One of the reasons that bio-engineering will like progress extraordinarily rapidly as new technological revolutions go is because much of it will be driven by the DIY amateur biology crowd, also known as biohackers. These biology orientld geeks are today's equivalent of what personal computer geeks were in the seventies and eighties, back during the beginning of the evolution of the personal computer. Biohackers come in two flavors, those concerned with understanding the human body and how to keep it healthy and functional, and those concerned with enhancing the human body in a wide variety of ways, and they're already doing it.
One popular personal enhancement biohackers seem to like is having small magnets implanted in their fingers to enable them to feel electromagnetic fields. While this may seem frivolous, magnetic implants actually enable biohackers to troubleshoot electronic equipment is ways never possible before. In one case, a biohacker with magnet implants detected the failure point in a chain of electronic components, within seconds, just by running his fingers over the component path. It would have taken several minutes to have isolated the problem the traditional way. There are many other personal enhancements possible. Without doubt, many future personal enhancements will be created using 3D printers.
A challenging but rewarding future
The coming bio-tech revolution will be challenging for the advertising industry. Most of the new bio-tech technologies will be highly disruptive, and will have the advantage, aka selling point, of being far less expensive than traditional alternatives. However, the DIY movement will be playing its own disruptive technology card by constantly trying to make medical products and services free, using open source knowledge and tools.

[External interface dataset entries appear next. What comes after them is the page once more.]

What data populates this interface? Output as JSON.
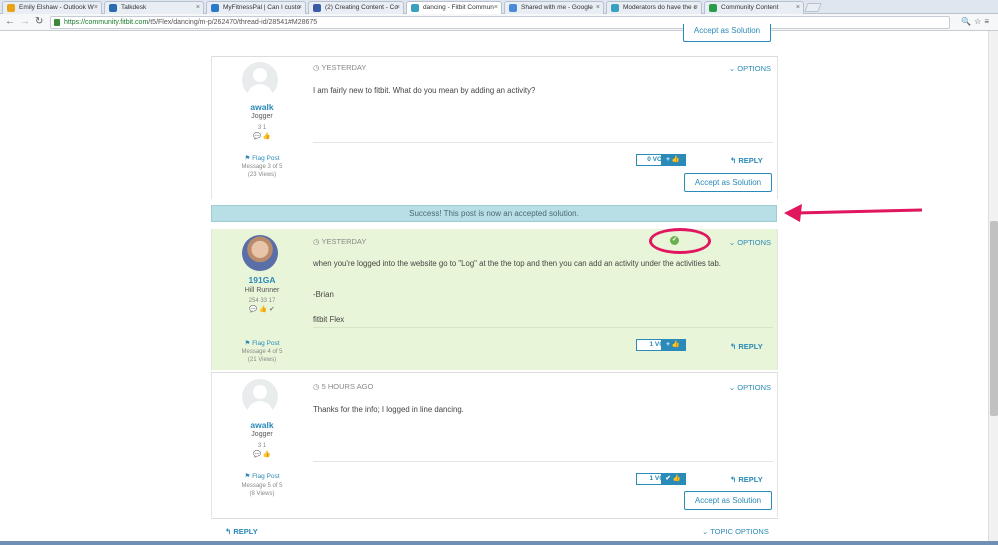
{
  "browser": {
    "tabs": [
      {
        "label": "Emily Elshaw - Outlook W",
        "color": "#e8a317"
      },
      {
        "label": "Talkdesk",
        "color": "#2b6cb0"
      },
      {
        "label": "MyFitnessPal | Can I custo",
        "color": "#2a78c8"
      },
      {
        "label": "(2) Creating Content - Co",
        "color": "#3a5ca8"
      },
      {
        "label": "dancing - Fitbit Commun",
        "color": "#3aa0c0"
      },
      {
        "label": "Shared with me - Google",
        "color": "#4a8ad8"
      },
      {
        "label": "Moderators do have the c",
        "color": "#3aa0c0"
      },
      {
        "label": "Community Content",
        "color": "#2a9d4a"
      }
    ],
    "url_host": "https://community.fitbit.com",
    "url_path": "/t5/Flex/dancing/m-p/262470/thread-id/28541#M28675"
  },
  "top_accept_label": "Accept as Solution",
  "posts": [
    {
      "username": "awalk",
      "rank": "Jogger",
      "stats": "3     1",
      "timestamp": "YESTERDAY",
      "options": "OPTIONS",
      "body": [
        "I am fairly new to fitbit. What do you mean by adding an activity?"
      ],
      "flag": "Flag Post",
      "message_info": "Message 3 of 5",
      "views": "(23 Views)",
      "votes": "0 VOTES",
      "reply": "REPLY",
      "accept": "Accept as Solution"
    },
    {
      "username": "191GA",
      "rank": "Hill Runner",
      "stats": "254   33   17",
      "timestamp": "YESTERDAY",
      "options": "OPTIONS",
      "body": [
        "when you're logged into the website go to \"Log\" at the the top and then you can add an activity under the activities tab.",
        "-Brian",
        "fitbit Flex"
      ],
      "flag": "Flag Post",
      "message_info": "Message 4 of 5",
      "views": "(21 Views)",
      "votes": "1 VOTE",
      "reply": "REPLY"
    },
    {
      "username": "awalk",
      "rank": "Jogger",
      "stats": "3     1",
      "timestamp": "5 HOURS AGO",
      "options": "OPTIONS",
      "body": [
        "Thanks for the info; I logged in line dancing."
      ],
      "flag": "Flag Post",
      "message_info": "Message 5 of 5",
      "views": "(8 Views)",
      "votes": "1 VOTE",
      "reply": "REPLY",
      "accept": "Accept as Solution"
    }
  ],
  "banner": "Success! This post is now an accepted solution.",
  "bottom": {
    "reply": "REPLY",
    "topic_options": "TOPIC OPTIONS"
  },
  "colors": {
    "link": "#2a8ab8",
    "accepted_bg": "#e9f5d8",
    "banner_bg": "#b9dfe6",
    "annotation": "#e0165f"
  }
}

As a result, there may not be incredibly high profit margins in the biotech market of the future, and the long term effect of making the healthcare process more efficient will mean that there will be considerably less money spent within the healthcare industry, but this may not be bad for the advertising industry.
In the bio-tech marketing world of the future, the low cost of entering the market for new businesses will mean there will be a lot more competition than there is now. That means a lot more of healthcare dollars will go to advertising than do now, and that will be very healthy for the advertising industry.
Glen Emerson Morris was a senior QA Consultant for SAP working on a new product to help automate compliance with the Sarbanes-Oxley law, an attempt to make large corporations at least somewhat accountable to stockholders and the law.
He has worked as a technology consultant for Yahoo!, Ariba, WebMD, Inktomi, Adobe, Apple and Radius.